“While almost everyone in the UK eats too little fruit and vegetables, the problem is particularly acute among the most disadvantaged. The poorest 10% of British people eat on average 42% less fruit and vegetables than recommended, while the richest eat 13% less.”
The report quotes 2019 figures that diets low in fresh fruit accounted for over 10,000 early deaths, and a further 200,000 years of reduced life expectancy (on a disability adjusted basis); diets low in fresh vegetables had impacts that were around half each of these numbers (based on Global Health Data Exchange analysis).
To those who argue that this sounds like the nanny state intervening in how people live their lives, Dimbleby is clear: the costs to the state are substantial of not intervening, and at present it is much harder for the poor to eat well than to eat badly. Unhealthy calories are cheaper, which may be the decisive factor for those with hungry mouths to feed on a small budget. And simple practicalities like time and accessibility of quality food shopping weigh against healthier decisions. A wise state would assist its people more, to save state healthcare costs in the long-run – and if that happens to be described as nanny statism, I suspect Dimbleby would accept that.

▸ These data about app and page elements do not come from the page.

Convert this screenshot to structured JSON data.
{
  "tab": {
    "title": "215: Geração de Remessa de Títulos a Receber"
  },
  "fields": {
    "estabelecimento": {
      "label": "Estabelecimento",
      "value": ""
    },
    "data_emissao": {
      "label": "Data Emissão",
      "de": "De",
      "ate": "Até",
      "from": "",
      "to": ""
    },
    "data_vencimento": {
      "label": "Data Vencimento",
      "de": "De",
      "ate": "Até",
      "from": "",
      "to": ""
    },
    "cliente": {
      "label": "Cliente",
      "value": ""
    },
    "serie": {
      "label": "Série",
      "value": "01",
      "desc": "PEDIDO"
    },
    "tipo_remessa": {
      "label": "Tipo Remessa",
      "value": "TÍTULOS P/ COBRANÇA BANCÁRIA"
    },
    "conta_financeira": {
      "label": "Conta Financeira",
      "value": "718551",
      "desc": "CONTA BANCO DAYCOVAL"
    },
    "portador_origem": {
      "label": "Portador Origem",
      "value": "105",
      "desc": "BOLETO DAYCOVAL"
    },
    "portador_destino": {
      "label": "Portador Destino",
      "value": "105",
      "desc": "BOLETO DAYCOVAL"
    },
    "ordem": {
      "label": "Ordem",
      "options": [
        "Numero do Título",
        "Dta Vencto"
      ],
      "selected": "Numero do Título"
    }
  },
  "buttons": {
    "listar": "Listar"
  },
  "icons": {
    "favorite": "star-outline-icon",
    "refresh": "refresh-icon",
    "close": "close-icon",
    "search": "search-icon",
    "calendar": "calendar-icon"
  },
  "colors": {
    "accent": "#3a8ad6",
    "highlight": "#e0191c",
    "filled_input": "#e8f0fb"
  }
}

The opportunity from this is clear – or perhaps what is more clear is the opportunity cost of not taking these steps. Poor diets build up problems for later life and are one of the major drivers of poor health in older age. An excellent recent paper The Cost of Inequality – putting a price on health from the thoughtful people at CSFI tries to identify the fiscal drag from poor health outcomes in older age, highlighting the discrepancies in the experience of old age between different parts of the UK. It notes that the end of life is usually preceded by years of poor health, but before that there are healthy years after work (what the report calls inactive healthy years). The date boundaries between these and working life are highly variable across the country, dependent on relative poverty and other factors, as this chart shows:
The report states that: “a one-year extension in healthy life expectancy would add around 3.4 months to working lives and 4.5 months to overall life expectancy”. That is a wonderful gain, but it also brings a clear fiscal dividend as well: this “could reduce income taxes by 0.6 percentage points based on current data and policies”.
If there is to be levelling up, it is these sorts of discrepancies that need to be thought of. The epidemic of poor health associated with poverty and poor diet needs to be a core element of any such approach. These ideas deserve to be taken seriously, for the health of our economy as well as our health.
Plate of the Nation: Second Serving, the Food Programme, Radio 4, July 18 2021
Equity begins with Children, Jan Vandemoortele, Unicef Social and Economic Policy Working Paper 1201, 2012
The Cost of Inequality – putting a price on health, Les Mayhew, Centre for the Study of Financial Innovation, July 2021